She also noted the name of a well known local artist on that list. Her thymus released a small amount of trapped energy. As she gathered this third piece, the Asian boy made another halting gesture, as if to help her with carrying, like people do after one already has things well in hand. She explained that her car was parked around the block, that she wasn’t interested in carrying each one down the marble steps one at a time to her car parked around the block. The Asian boy stared. A man entered easily through the now accessible glass paneled doorway, smiling with amusement.
Retracing her steps through the maze of rooms and hallways, she retrieved her car and parked it, flashers on, in front of the marble steps. Re-entering the building, she peeled open one of the three Hefty garbage bags she’d brought and began to wrap the framed female nude in four positions, entitled “Turning”.
That model. Not the usual girl, this one had worn a tank top to pose. She had always felt rather triumphant that her final rendering had made no reference to that tank top. This was a strong drawing, instructor David Small had said. Cleveland must have agreed; they’d accepted it, and all the others in her application portfolio. Too bad about the empty financial aid coffers. Cleveland would have been a dangerous place for a virgin back then anyway.
Her mind revolved to full frontal position and locked. She opened her mouth. How symbolic: a Hefty trash bag wraps a work of art, a drawing. None of the latest techniques, materials, computer generated imagery. Just a drawing.
One of the slender girls turned, and walked away.
She noted that the wood was scratched, the paper backing crumbling with age. Maybe reframe these? she thought, taking care not to expose the newsprint to the air, however, lest it disintegrate, cremating the tank top wearing nude into the ether for all eternity.
Outside in the sunlight, she stepped off the cement curb and placed the female nude in four positions into the trunk of her car. Turning to ascend the marble steps for the second load, she met a slight, grey haired man in John Lennon shades, an old leather jacket and fluffy scarf, carrying a woven wall hanging in a plastic bag. She spoke. Didn’t this feel so weird? Didn’t she win an art scholarship back in the day, and ?
He told her about the history of the show, the judging, the entries, this judge’s interest in found artists, and his own experience. She watched him talk, feeling his easy, self-accepting manner behind sun-weathered skin. She listened when he said never to take these things personally, that there were always enough good pieces to fill three shows, and not to be bitter. He told her about the guy who’d been rejected three times one year who took best of show the very next. She told him there was an essay already writing itself, and laughed. One of his pieces was accepted. He was happy.

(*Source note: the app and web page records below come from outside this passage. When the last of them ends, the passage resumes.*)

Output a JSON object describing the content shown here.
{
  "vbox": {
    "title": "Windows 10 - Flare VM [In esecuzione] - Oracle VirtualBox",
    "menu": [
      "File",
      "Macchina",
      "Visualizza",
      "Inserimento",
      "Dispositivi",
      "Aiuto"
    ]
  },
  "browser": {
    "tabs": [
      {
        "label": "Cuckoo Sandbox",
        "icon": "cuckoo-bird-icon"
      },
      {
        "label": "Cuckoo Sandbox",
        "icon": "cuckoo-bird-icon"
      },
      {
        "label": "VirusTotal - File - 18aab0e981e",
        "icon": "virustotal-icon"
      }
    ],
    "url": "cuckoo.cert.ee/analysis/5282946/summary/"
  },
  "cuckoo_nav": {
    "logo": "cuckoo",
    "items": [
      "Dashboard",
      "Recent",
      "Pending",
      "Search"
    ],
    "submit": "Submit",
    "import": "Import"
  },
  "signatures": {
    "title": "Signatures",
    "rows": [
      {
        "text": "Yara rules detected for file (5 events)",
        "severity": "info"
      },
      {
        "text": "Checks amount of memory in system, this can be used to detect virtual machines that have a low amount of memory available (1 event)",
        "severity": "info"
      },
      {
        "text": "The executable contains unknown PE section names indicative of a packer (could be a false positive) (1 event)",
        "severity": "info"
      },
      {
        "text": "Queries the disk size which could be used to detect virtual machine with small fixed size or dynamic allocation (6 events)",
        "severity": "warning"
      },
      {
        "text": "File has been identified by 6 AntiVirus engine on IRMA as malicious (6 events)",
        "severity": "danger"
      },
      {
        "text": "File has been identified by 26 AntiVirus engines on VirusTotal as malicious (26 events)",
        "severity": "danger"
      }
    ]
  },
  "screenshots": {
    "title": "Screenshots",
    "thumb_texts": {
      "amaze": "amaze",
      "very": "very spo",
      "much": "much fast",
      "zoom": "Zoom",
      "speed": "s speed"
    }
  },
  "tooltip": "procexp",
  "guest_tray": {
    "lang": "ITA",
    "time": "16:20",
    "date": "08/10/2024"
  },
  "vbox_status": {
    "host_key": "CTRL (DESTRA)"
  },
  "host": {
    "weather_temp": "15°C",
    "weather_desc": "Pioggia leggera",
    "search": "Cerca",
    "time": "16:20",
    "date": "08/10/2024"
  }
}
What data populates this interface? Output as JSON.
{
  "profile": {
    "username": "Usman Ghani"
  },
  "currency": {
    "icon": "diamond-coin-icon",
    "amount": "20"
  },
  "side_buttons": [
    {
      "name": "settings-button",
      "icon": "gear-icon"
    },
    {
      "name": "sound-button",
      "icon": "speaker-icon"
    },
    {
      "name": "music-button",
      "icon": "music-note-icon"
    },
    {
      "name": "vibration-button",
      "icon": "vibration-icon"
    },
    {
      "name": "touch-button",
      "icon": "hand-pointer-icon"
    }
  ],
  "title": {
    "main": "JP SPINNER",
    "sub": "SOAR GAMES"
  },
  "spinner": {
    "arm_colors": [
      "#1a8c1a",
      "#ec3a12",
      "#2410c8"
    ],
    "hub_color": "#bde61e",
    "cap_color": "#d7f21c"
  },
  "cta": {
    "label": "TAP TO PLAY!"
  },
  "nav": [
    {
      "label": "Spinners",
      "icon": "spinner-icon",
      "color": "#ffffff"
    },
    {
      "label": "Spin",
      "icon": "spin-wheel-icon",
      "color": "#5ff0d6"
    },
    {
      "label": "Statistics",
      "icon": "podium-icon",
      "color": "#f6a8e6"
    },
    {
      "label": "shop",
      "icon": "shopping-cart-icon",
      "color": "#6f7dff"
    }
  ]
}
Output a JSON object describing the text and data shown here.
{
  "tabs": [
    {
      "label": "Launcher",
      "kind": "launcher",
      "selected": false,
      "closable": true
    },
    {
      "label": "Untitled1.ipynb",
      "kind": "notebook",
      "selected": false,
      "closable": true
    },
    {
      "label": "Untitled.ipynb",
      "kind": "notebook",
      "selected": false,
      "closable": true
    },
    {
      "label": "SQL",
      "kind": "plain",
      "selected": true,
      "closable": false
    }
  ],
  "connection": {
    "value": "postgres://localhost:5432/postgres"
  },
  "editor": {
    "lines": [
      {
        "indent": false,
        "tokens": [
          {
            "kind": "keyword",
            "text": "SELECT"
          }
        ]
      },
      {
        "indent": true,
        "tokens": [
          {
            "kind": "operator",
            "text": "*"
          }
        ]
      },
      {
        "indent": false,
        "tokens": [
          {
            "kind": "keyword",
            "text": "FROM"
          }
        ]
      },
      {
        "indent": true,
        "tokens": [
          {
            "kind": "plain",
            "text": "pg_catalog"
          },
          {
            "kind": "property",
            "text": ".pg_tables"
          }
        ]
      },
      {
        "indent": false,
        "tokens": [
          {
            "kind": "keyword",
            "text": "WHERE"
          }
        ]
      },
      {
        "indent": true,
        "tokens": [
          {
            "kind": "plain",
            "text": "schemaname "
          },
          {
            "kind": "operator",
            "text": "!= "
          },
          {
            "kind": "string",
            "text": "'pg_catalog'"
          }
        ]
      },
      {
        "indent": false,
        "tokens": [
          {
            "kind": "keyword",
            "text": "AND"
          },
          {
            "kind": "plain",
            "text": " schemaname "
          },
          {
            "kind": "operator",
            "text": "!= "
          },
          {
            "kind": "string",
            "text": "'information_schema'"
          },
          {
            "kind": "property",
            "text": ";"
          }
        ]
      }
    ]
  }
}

Driving home, she felt the cumulative weight of decades, watching and listening to the two halves of her consciousness duke it out. There was no solace for rejection. There was no comfort in grief. There was no substitute for burial. Time to bring home the nude, and the India ink rendering of Mum’s sewing room, and the conte and colored pencil portrait of Mammy sitting in the yard, and pay them her own, private respects.
© Ruth Ann Scanzillo
3/28/15 all rights, to the written and rendered material, reserved. Insert Media. Oh, wait. Thanks.